: Do not suspend the following processes because they are required for the rolling update operation: Launch, Terminate, and AddToLoadBalancer (if the Auto Scaling group is being used with Elastic Load Balancing).

If you are replacing a large number of instances during a rolling update and you are also waiting for a success signal from each instance, you might need to specify a MinSuccessfulInstancePercent value. This is useful to prevent CloudFormation from rolling back the entire stack if a single instance fails to launch. For example, if you perform a rolling update to change your AMI to replace 10 instances, and the first 9 are successful but the last one fails due to a transient issue, CloudFormation would not be able to update the entire stack and would attempt to roll back. If you set MinSuccessfulInstancePercent to 50%, CloudFormation would wait for 5 instances to signal success and then mark the overall AutoScaling Group resource as UPDATE_COMPLETE, because the new AMI is working correctly and there are enough instances in service to maintain traffic. If one of the subsequent instances fails to launch successfully, it would eventually be replaced by your Auto Scaling group health checks.

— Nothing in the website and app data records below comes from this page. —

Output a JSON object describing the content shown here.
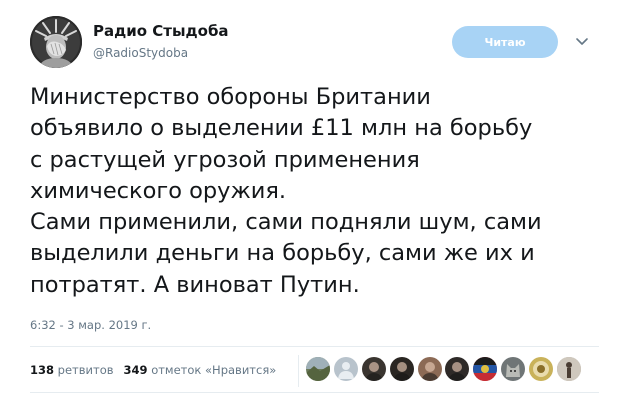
{
  "author": {
    "name": "Радио Стыдоба",
    "handle": "@RadioStydoba",
    "avatar_icon": "statue-of-liberty-facepalm-avatar"
  },
  "follow_button": {
    "label": "Читаю",
    "color": "#a8d3f5"
  },
  "menu_icon": "chevron-down-icon",
  "tweet": {
    "lines": [
      "Министерство обороны Британии",
      "объявило о выделении £11 млн на борьбу",
      "с растущей угрозой применения",
      "химического оружия.",
      "Сами применили, сами подняли шум, сами",
      "выделили деньги на борьбу, сами же их и",
      "потратят. А виноват Путин."
    ]
  },
  "timestamp": "6:32 - 3 мар. 2019 г.",
  "stats": {
    "retweets_count": "138",
    "retweets_label": "ретвитов",
    "likes_count": "349",
    "likes_label": "отметок «Нравится»"
  },
  "likers": [
    {
      "icon": "landscape-avatar",
      "color": "#6b7a5a"
    },
    {
      "icon": "default-egg-avatar",
      "color": "#b8c3cc"
    },
    {
      "icon": "person-photo-avatar",
      "color": "#3a3530"
    },
    {
      "icon": "person-photo-avatar",
      "color": "#2a2622"
    },
    {
      "icon": "person-photo-avatar",
      "color": "#8c6a55"
    },
    {
      "icon": "person-photo-avatar",
      "color": "#2e2a28"
    },
    {
      "icon": "flag-avatar",
      "color": "#c62d34"
    },
    {
      "icon": "cat-avatar",
      "color": "#6f7576"
    },
    {
      "icon": "emblem-avatar",
      "color": "#c9b25a"
    },
    {
      "icon": "person-silhouette-avatar",
      "color": "#a7a096"
    }
  ]
}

WaitOnResourceSignals + PauseTime 
Enabling WaitOnResourceSignals allows CloudFormation to wait until you have received a success signal before performing the next scaling action.
Note: It is important to note that when WaitOnResourceSignals is set to true, PauseTime becomes a timeout value. CloudFormation waits until the maximum time specified in the PauseTime value for a success signal. If a signal is not received, it cancels the update and attempts to roll back the stack. In order to roll back, CloudFormation performs a rolling update with the same settings, so the same PauseTime value is used upon rollback. It is recommended that you specify a long enough PauseTime for your instances to bootstrap and signal a success.


Leave a Reply

Fill in your details below or click an icon to log in: Logo

You are commenting using your account. Log Out /  Change )

Google+ photo

You are commenting using your Google+ account. Log Out /  Change )

Twitter picture

You are commenting using your Twitter account. Log Out /  Change )

Facebook photo

You are commenting using your Facebook account. Log Out /  Change )

Connecting to %s